Coal CEO Robert Murray warns that if the Senate type of tax reform is enacted by President Trump he’ll end up being destroying a large number of coal mining jobs in the process.
“We won’t have enough cash flow to are present. It wipes us out,” Murray told CNNMoney in an interview on Tuesday.
Murray, a fierce supporter of Trump’s efforts to regenerate coal, condemned the Senate bill as a “mockery” that could inflict a devastating tax hike on beleaguered coal mining organizations as well as other capital-intensive companies.
“This wipes away everything that President Trump has done for coal,” said Murray, the CEO of Murray Energy, one of America’s largest coal companies.
The goverment tax bill the Senate passed the other day would help companies by lowering the organization tax rate, but it addittionally eliminates some tax breaks.
For coal companies, it may be a double-whammy. It would preserve the choice Minimum Taxes (AMT) and impose different limits on the interest payments that businesses can create off. Murray Energy estimates that these improvements would raise its goverment tax bill by $60 million each year.
The House bill eliminates the AMT, something that would save Murray Energy and others money. The AMT inhibits businesses from claiming so various tax credits and deductions that they owe Uncle Sam nothing at all.
Like other coal companies, Murray Energy borrows heavily to pay for its expensive mining operations. The Senate bill would cap the number of interest payments which can be written off to 30% of a company’s income.
Auto dealers would also have been harmed by the Senate bill’s interest deduction cap. But, after fierce lobbying from automobile dealers, the Senate made a last-minute transform to the legislation that exempts them from the interest deduction cap.
Related: Senate bill allows oil drilling in Alaskan refuge
Murray declined to say if he shared his considerations with Trump, who offers promised to “set our coal miners back again to work” by cutting down environmental restrictions. Trump attended a West Virginia fundraiser hosted by Murray in June 2016.
“I know he cares about the coal miners and their jobs,” Murray said.
Murray warned that a bankruptcy of his Ohio-based company would hurt its 5,500 workers along with their families. Asked if other coal mining businesses could walk out business, he said: “Most definitely.”

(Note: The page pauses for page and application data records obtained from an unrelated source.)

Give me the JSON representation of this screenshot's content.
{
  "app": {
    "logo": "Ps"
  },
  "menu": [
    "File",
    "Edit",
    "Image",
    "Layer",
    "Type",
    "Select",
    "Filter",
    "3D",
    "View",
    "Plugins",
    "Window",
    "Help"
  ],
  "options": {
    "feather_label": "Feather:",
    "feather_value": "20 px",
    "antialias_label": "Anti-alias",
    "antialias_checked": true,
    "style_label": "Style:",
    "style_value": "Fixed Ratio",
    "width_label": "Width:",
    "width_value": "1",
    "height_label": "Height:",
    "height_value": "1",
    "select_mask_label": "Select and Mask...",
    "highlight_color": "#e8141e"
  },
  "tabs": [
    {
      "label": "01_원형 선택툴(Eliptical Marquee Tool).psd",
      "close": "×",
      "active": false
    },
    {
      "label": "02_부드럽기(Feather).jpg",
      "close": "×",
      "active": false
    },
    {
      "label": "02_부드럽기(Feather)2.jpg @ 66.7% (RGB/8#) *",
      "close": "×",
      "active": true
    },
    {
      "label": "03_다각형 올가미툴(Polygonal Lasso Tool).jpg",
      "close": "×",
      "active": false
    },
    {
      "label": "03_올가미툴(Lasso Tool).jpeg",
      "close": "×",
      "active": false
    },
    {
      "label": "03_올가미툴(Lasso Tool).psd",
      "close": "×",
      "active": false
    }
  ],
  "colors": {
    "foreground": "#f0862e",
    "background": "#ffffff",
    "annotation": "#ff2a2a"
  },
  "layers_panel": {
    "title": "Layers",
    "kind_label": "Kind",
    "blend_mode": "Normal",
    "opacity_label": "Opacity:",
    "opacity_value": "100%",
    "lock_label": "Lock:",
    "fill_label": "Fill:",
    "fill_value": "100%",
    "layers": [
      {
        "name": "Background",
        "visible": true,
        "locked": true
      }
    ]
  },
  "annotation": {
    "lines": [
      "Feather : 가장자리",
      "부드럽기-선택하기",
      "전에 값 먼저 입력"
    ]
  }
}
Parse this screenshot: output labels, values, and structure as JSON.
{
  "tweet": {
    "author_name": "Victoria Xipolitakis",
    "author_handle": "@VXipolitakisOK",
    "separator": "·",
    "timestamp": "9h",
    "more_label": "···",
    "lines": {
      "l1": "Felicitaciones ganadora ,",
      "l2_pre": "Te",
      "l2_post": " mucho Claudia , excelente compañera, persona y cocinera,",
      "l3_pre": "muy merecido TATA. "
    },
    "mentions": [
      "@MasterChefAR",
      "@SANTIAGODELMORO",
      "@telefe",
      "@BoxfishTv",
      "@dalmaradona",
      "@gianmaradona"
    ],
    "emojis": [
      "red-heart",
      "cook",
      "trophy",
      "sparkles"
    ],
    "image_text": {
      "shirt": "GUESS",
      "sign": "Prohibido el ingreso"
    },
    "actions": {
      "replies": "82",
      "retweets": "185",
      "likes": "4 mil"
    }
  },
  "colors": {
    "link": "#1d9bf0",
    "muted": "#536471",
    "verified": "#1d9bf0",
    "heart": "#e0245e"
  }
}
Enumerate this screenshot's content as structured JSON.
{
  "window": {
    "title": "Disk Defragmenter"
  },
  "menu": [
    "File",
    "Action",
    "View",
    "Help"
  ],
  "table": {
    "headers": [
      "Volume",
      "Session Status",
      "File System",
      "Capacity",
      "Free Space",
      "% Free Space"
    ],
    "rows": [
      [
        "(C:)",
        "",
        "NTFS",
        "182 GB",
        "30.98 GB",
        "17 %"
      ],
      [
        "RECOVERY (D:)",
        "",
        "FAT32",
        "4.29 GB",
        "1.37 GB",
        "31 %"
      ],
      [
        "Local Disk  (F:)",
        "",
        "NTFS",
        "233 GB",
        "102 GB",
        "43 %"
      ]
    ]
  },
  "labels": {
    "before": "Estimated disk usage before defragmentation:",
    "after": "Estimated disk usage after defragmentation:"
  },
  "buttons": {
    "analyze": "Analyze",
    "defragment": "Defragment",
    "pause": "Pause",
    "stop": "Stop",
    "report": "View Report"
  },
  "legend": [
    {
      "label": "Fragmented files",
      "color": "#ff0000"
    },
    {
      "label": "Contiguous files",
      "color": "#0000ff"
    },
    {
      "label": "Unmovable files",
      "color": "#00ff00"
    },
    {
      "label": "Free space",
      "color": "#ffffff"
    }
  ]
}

Roughly half of American coal jobs have disappeared since the end of 2011 amid a wave of coal bankruptcies, according to a Columbia University study. The study found that coal’s decline provides been mostly caused by an abundance of cheap healthy gas which has led power plant life to switch from coal. Regulation, which Trump normally blames for coal’s difficulties, also hurt coal but not by as many as natural gas.
More recently, the coal market has been pressured by declining costs for renewable energy like solar and wind.
Related: John Oliver sued by coal CEO more than ‘character assassination’
Murray’s comments about the tax overhaul are not the first time he’s made dire predictions about his own business.
In August, Murray warned that his company could immediately go bankrupt if the Trump administration didn’t issue a crisis order protecting coal-fired power plant life from being shut. “Our period is running out. Please fight for all of us,” Murray wrote in a letter to the White House.
The Trump administration eventually rejected the cry for help, deciding there wasn’t more than enough evidence to “warrant the application of this emergency authority.”
Murray told CNNMoney that his enterprise now believes it could survive by ramping up exports. That could shield Murray Energy from the shutdown of extra U.S. power plant life that it materials. “We believe we can get through it,” he said.
Murray is known for fiercely defending the coal market. In June, he filed a defamation lawsuit against comedian John Oliver, HBO and CNN owner Time Warner (TWX), alleging “personality assassination” during an bout of “Last Week Tonight.” HBO provides filed a action to dismiss the lawsuit. A hearing on the action is planned for January 10 in West Virginia, according to an HBO spokesman.
The coal boss in addition has enraged environmentalists by repeatedly denying the risks posed by climate change, a stance he repeated on Tuesday.
“Climate change is not only a hoax, it’s a fraud,” Murray said.
–CNNMoney’s Lydia DePillis and Chris Isidore contributed to this report.